__REQUIRED ACTION__
Count all lines holding "this" in the data below and say the number, nothing more.

--- DATA TO EXAMINE Enclosed Below ---

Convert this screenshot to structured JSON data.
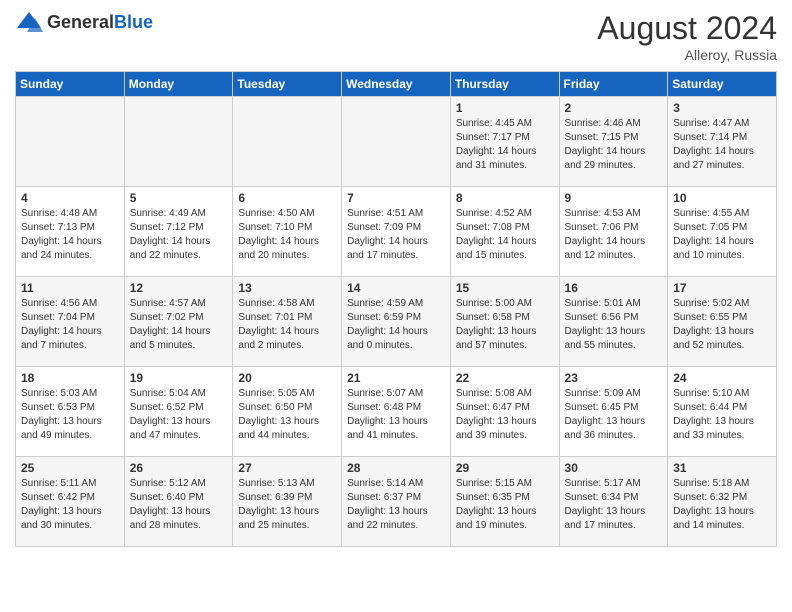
{
  "header": {
    "logo_general": "General",
    "logo_blue": "Blue",
    "month_year": "August 2024",
    "location": "Alleroy, Russia"
  },
  "days_of_week": [
    "Sunday",
    "Monday",
    "Tuesday",
    "Wednesday",
    "Thursday",
    "Friday",
    "Saturday"
  ],
  "weeks": [
    [
      {
        "day": "",
        "info": ""
      },
      {
        "day": "",
        "info": ""
      },
      {
        "day": "",
        "info": ""
      },
      {
        "day": "",
        "info": ""
      },
      {
        "day": "1",
        "info": "Sunrise: 4:45 AM\nSunset: 7:17 PM\nDaylight: 14 hours\nand 31 minutes."
      },
      {
        "day": "2",
        "info": "Sunrise: 4:46 AM\nSunset: 7:15 PM\nDaylight: 14 hours\nand 29 minutes."
      },
      {
        "day": "3",
        "info": "Sunrise: 4:47 AM\nSunset: 7:14 PM\nDaylight: 14 hours\nand 27 minutes."
      }
    ],
    [
      {
        "day": "4",
        "info": "Sunrise: 4:48 AM\nSunset: 7:13 PM\nDaylight: 14 hours\nand 24 minutes."
      },
      {
        "day": "5",
        "info": "Sunrise: 4:49 AM\nSunset: 7:12 PM\nDaylight: 14 hours\nand 22 minutes."
      },
      {
        "day": "6",
        "info": "Sunrise: 4:50 AM\nSunset: 7:10 PM\nDaylight: 14 hours\nand 20 minutes."
      },
      {
        "day": "7",
        "info": "Sunrise: 4:51 AM\nSunset: 7:09 PM\nDaylight: 14 hours\nand 17 minutes."
      },
      {
        "day": "8",
        "info": "Sunrise: 4:52 AM\nSunset: 7:08 PM\nDaylight: 14 hours\nand 15 minutes."
      },
      {
        "day": "9",
        "info": "Sunrise: 4:53 AM\nSunset: 7:06 PM\nDaylight: 14 hours\nand 12 minutes."
      },
      {
        "day": "10",
        "info": "Sunrise: 4:55 AM\nSunset: 7:05 PM\nDaylight: 14 hours\nand 10 minutes."
      }
    ],
    [
      {
        "day": "11",
        "info": "Sunrise: 4:56 AM\nSunset: 7:04 PM\nDaylight: 14 hours\nand 7 minutes."
      },
      {
        "day": "12",
        "info": "Sunrise: 4:57 AM\nSunset: 7:02 PM\nDaylight: 14 hours\nand 5 minutes."
      },
      {
        "day": "13",
        "info": "Sunrise: 4:58 AM\nSunset: 7:01 PM\nDaylight: 14 hours\nand 2 minutes."
      },
      {
        "day": "14",
        "info": "Sunrise: 4:59 AM\nSunset: 6:59 PM\nDaylight: 14 hours\nand 0 minutes."
      },
      {
        "day": "15",
        "info": "Sunrise: 5:00 AM\nSunset: 6:58 PM\nDaylight: 13 hours\nand 57 minutes."
      },
      {
        "day": "16",
        "info": "Sunrise: 5:01 AM\nSunset: 6:56 PM\nDaylight: 13 hours\nand 55 minutes."
      },
      {
        "day": "17",
        "info": "Sunrise: 5:02 AM\nSunset: 6:55 PM\nDaylight: 13 hours\nand 52 minutes."
      }
    ],
    [
      {
        "day": "18",
        "info": "Sunrise: 5:03 AM\nSunset: 6:53 PM\nDaylight: 13 hours\nand 49 minutes."
      },
      {
        "day": "19",
        "info": "Sunrise: 5:04 AM\nSunset: 6:52 PM\nDaylight: 13 hours\nand 47 minutes."
      },
      {
        "day": "20",
        "info": "Sunrise: 5:05 AM\nSunset: 6:50 PM\nDaylight: 13 hours\nand 44 minutes."
      },
      {
        "day": "21",
        "info": "Sunrise: 5:07 AM\nSunset: 6:48 PM\nDaylight: 13 hours\nand 41 minutes."
      },
      {
        "day": "22",
        "info": "Sunrise: 5:08 AM\nSunset: 6:47 PM\nDaylight: 13 hours\nand 39 minutes."
      },
      {
        "day": "23",
        "info": "Sunrise: 5:09 AM\nSunset: 6:45 PM\nDaylight: 13 hours\nand 36 minutes."
      },
      {
        "day": "24",
        "info": "Sunrise: 5:10 AM\nSunset: 6:44 PM\nDaylight: 13 hours\nand 33 minutes."
      }
    ],
    [
      {
        "day": "25",
        "info": "Sunrise: 5:11 AM\nSunset: 6:42 PM\nDaylight: 13 hours\nand 30 minutes."
      },
      {
        "day": "26",
        "info": "Sunrise: 5:12 AM\nSunset: 6:40 PM\nDaylight: 13 hours\nand 28 minutes."
      },
      {
        "day": "27",
        "info": "Sunrise: 5:13 AM\nSunset: 6:39 PM\nDaylight: 13 hours\nand 25 minutes."
      },
      {
        "day": "28",
        "info": "Sunrise: 5:14 AM\nSunset: 6:37 PM\nDaylight: 13 hours\nand 22 minutes."
      },
      {
        "day": "29",
        "info": "Sunrise: 5:15 AM\nSunset: 6:35 PM\nDaylight: 13 hours\nand 19 minutes."
      },
      {
        "day": "30",
        "info": "Sunrise: 5:17 AM\nSunset: 6:34 PM\nDaylight: 13 hours\nand 17 minutes."
      },
      {
        "day": "31",
        "info": "Sunrise: 5:18 AM\nSunset: 6:32 PM\nDaylight: 13 hours\nand 14 minutes."
      }
    ]
  ]
}
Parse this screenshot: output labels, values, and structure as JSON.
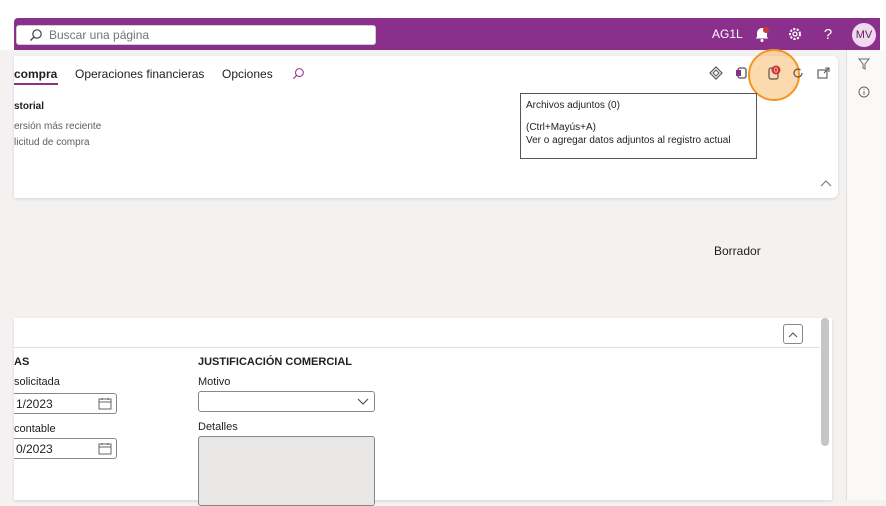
{
  "search": {
    "placeholder": "Buscar una página"
  },
  "topbar": {
    "company": "AG1L",
    "avatar": "MV",
    "help_label": "?"
  },
  "tabs": [
    {
      "label": "compra"
    },
    {
      "label": "Operaciones financieras"
    },
    {
      "label": "Opciones"
    }
  ],
  "actions": {
    "attachments_count": "0"
  },
  "tooltip": {
    "title": "Archivos adjuntos (0)",
    "shortcut": "(Ctrl+Mayús+A)",
    "description": "Ver o agregar datos adjuntos al registro actual"
  },
  "history": {
    "title": "storial",
    "lines": [
      "ersión más reciente",
      "licitud de compra"
    ]
  },
  "status": "Borrador",
  "sections": {
    "left": {
      "title": "AS",
      "fields": [
        {
          "label": "solicitada",
          "value": "1/2023"
        },
        {
          "label": "contable",
          "value": "0/2023"
        }
      ]
    },
    "justification": {
      "title": "JUSTIFICACIÓN COMERCIAL",
      "reason_label": "Motivo",
      "reason_value": "",
      "details_label": "Detalles"
    }
  },
  "colors": {
    "brand": "#8b2f8c",
    "highlight": "#f7941d",
    "badge": "#d13438"
  }
}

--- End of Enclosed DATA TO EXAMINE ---

__YOUR RESPONSE__
2